## Data for review:
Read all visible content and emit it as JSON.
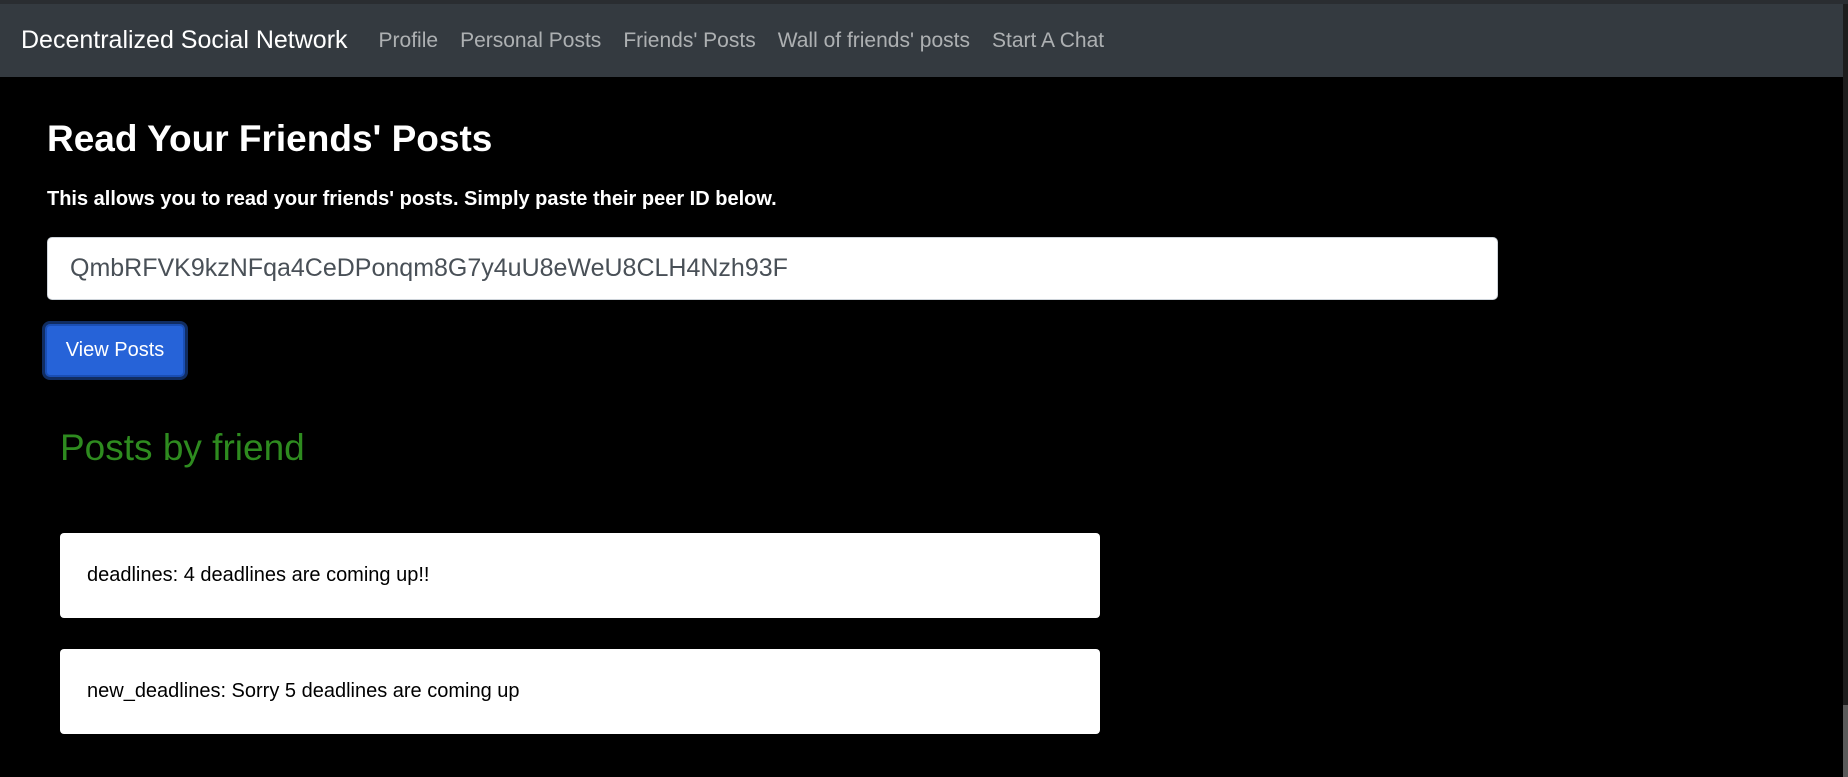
{
  "navbar": {
    "brand": "Decentralized Social Network",
    "links": [
      {
        "label": "Profile"
      },
      {
        "label": "Personal Posts"
      },
      {
        "label": "Friends' Posts"
      },
      {
        "label": "Wall of friends' posts"
      },
      {
        "label": "Start A Chat"
      }
    ]
  },
  "main": {
    "title": "Read Your Friends' Posts",
    "subtitle": "This allows you to read your friends' posts. Simply paste their peer ID below.",
    "peer_input_value": "QmbRFVK9kzNFqa4CeDPonqm8G7y4uU8eWeU8CLH4Nzh93F",
    "view_button_label": "View Posts",
    "section_title": "Posts by friend",
    "posts": [
      {
        "text": "deadlines: 4 deadlines are coming up!!"
      },
      {
        "text": "new_deadlines: Sorry 5 deadlines are coming up"
      }
    ]
  },
  "colors": {
    "navbar_bg": "#343a40",
    "page_bg": "#000000",
    "primary_button": "#2663d8",
    "section_title": "#2e8b1f"
  }
}
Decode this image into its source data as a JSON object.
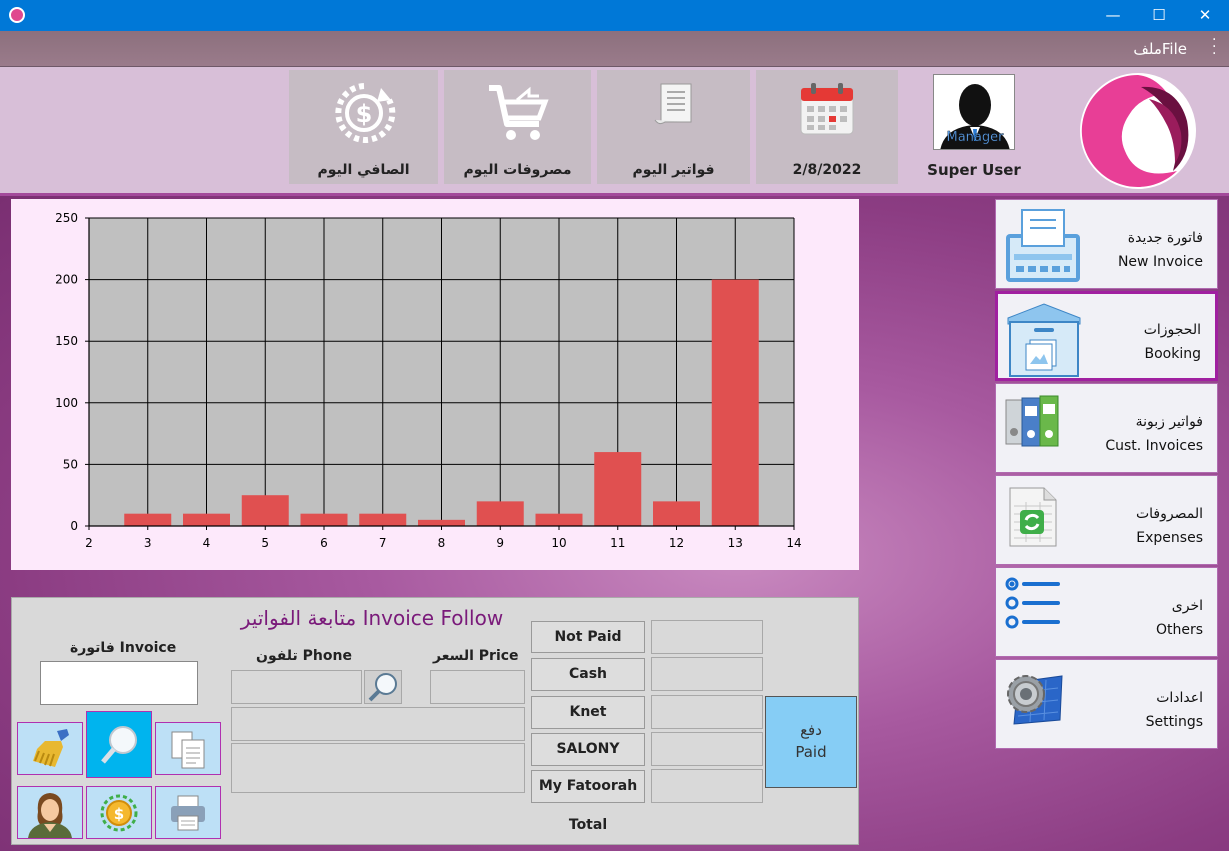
{
  "window": {
    "minimize": "—",
    "maximize": "☐",
    "close": "✕"
  },
  "menu": {
    "file": "ملفFile"
  },
  "header": {
    "tiles": [
      {
        "label": "الصافي اليوم",
        "icon": "dollar-refresh-icon"
      },
      {
        "label": "مصروفات اليوم",
        "icon": "cart-icon"
      },
      {
        "label": "فواتير اليوم",
        "icon": "receipt-icon"
      },
      {
        "label": "2/8/2022",
        "icon": "calendar-icon"
      }
    ],
    "user": {
      "name": "Super User",
      "badge": "Manager"
    }
  },
  "chart_data": {
    "type": "bar",
    "x": [
      3,
      4,
      5,
      6,
      7,
      8,
      9,
      10,
      11,
      12,
      13
    ],
    "values": [
      10,
      10,
      25,
      10,
      10,
      5,
      20,
      10,
      60,
      20,
      200
    ],
    "xlim": [
      2,
      14
    ],
    "ylim": [
      0,
      250
    ],
    "xticks": [
      2,
      3,
      4,
      5,
      6,
      7,
      8,
      9,
      10,
      11,
      12,
      13,
      14
    ],
    "yticks": [
      0,
      50,
      100,
      150,
      200,
      250
    ],
    "grid": true,
    "bar_color": "#e05050",
    "plot_bg": "#c0c0c0"
  },
  "invoice_panel": {
    "title": "متابعة الفواتير Invoice Follow",
    "invoice_label": "فاتورة Invoice",
    "phone_label": "تلفون Phone",
    "price_label": "السعر Price",
    "payment_methods": [
      "Not Paid",
      "Cash",
      "Knet",
      "SALONY",
      "My Fatoorah"
    ],
    "total_label": "Total",
    "paid_ar": "دفع",
    "paid_en": "Paid"
  },
  "nav": [
    {
      "ar": "فاتورة جديدة",
      "en": "New Invoice",
      "icon": "invoice-printer-icon"
    },
    {
      "ar": "الحجوزات",
      "en": "Booking",
      "icon": "booking-box-icon"
    },
    {
      "ar": "فواتير زبونة",
      "en": "Cust. Invoices",
      "icon": "binders-icon"
    },
    {
      "ar": "المصروفات",
      "en": "Expenses",
      "icon": "spreadsheet-icon"
    },
    {
      "ar": "اخرى",
      "en": "Others",
      "icon": "list-radio-icon"
    },
    {
      "ar": "اعدادات",
      "en": "Settings",
      "icon": "settings-gear-icon"
    }
  ],
  "colors": {
    "accent": "#a020a0",
    "titlebar": "#0078d7",
    "paid": "#86cdf5"
  }
}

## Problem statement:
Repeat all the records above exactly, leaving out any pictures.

## Your solution:
Read all visible content and emit it as JSON.
{
  "navbar": {
    "brand": "Decentralized Social Network",
    "links": [
      {
        "label": "Profile"
      },
      {
        "label": "Personal Posts"
      },
      {
        "label": "Friends' Posts"
      },
      {
        "label": "Wall of friends' posts"
      },
      {
        "label": "Start A Chat"
      }
    ]
  },
  "main": {
    "title": "Read Your Friends' Posts",
    "subtitle": "This allows you to read your friends' posts. Simply paste their peer ID below.",
    "peer_input_value": "QmbRFVK9kzNFqa4CeDPonqm8G7y4uU8eWeU8CLH4Nzh93F",
    "view_button_label": "View Posts",
    "section_title": "Posts by friend",
    "posts": [
      {
        "text": "deadlines: 4 deadlines are coming up!!"
      },
      {
        "text": "new_deadlines: Sorry 5 deadlines are coming up"
      }
    ]
  },
  "colors": {
    "navbar_bg": "#343a40",
    "page_bg": "#000000",
    "primary_button": "#2663d8",
    "section_title": "#2e8b1f"
  }
}
Decode this image into its source data as a JSON object.
{
  "window": {
    "minimize": "—",
    "maximize": "☐",
    "close": "✕"
  },
  "menu": {
    "file": "ملفFile"
  },
  "header": {
    "tiles": [
      {
        "label": "الصافي اليوم",
        "icon": "dollar-refresh-icon"
      },
      {
        "label": "مصروفات اليوم",
        "icon": "cart-icon"
      },
      {
        "label": "فواتير اليوم",
        "icon": "receipt-icon"
      },
      {
        "label": "2/8/2022",
        "icon": "calendar-icon"
      }
    ],
    "user": {
      "name": "Super User",
      "badge": "Manager"
    }
  },
  "chart_data": {
    "type": "bar",
    "x": [
      3,
      4,
      5,
      6,
      7,
      8,
      9,
      10,
      11,
      12,
      13
    ],
    "values": [
      10,
      10,
      25,
      10,
      10,
      5,
      20,
      10,
      60,
      20,
      200
    ],
    "xlim": [
      2,
      14
    ],
    "ylim": [
      0,
      250
    ],
    "xticks": [
      2,
      3,
      4,
      5,
      6,
      7,
      8,
      9,
      10,
      11,
      12,
      13,
      14
    ],
    "yticks": [
      0,
      50,
      100,
      150,
      200,
      250
    ],
    "grid": true,
    "bar_color": "#e05050",
    "plot_bg": "#c0c0c0"
  },
  "invoice_panel": {
    "title": "متابعة الفواتير Invoice Follow",
    "invoice_label": "فاتورة Invoice",
    "phone_label": "تلفون Phone",
    "price_label": "السعر Price",
    "payment_methods": [
      "Not Paid",
      "Cash",
      "Knet",
      "SALONY",
      "My Fatoorah"
    ],
    "total_label": "Total",
    "paid_ar": "دفع",
    "paid_en": "Paid"
  },
  "nav": [
    {
      "ar": "فاتورة جديدة",
      "en": "New Invoice",
      "icon": "invoice-printer-icon"
    },
    {
      "ar": "الحجوزات",
      "en": "Booking",
      "icon": "booking-box-icon"
    },
    {
      "ar": "فواتير زبونة",
      "en": "Cust. Invoices",
      "icon": "binders-icon"
    },
    {
      "ar": "المصروفات",
      "en": "Expenses",
      "icon": "spreadsheet-icon"
    },
    {
      "ar": "اخرى",
      "en": "Others",
      "icon": "list-radio-icon"
    },
    {
      "ar": "اعدادات",
      "en": "Settings",
      "icon": "settings-gear-icon"
    }
  ],
  "colors": {
    "accent": "#a020a0",
    "titlebar": "#0078d7",
    "paid": "#86cdf5"
  }
}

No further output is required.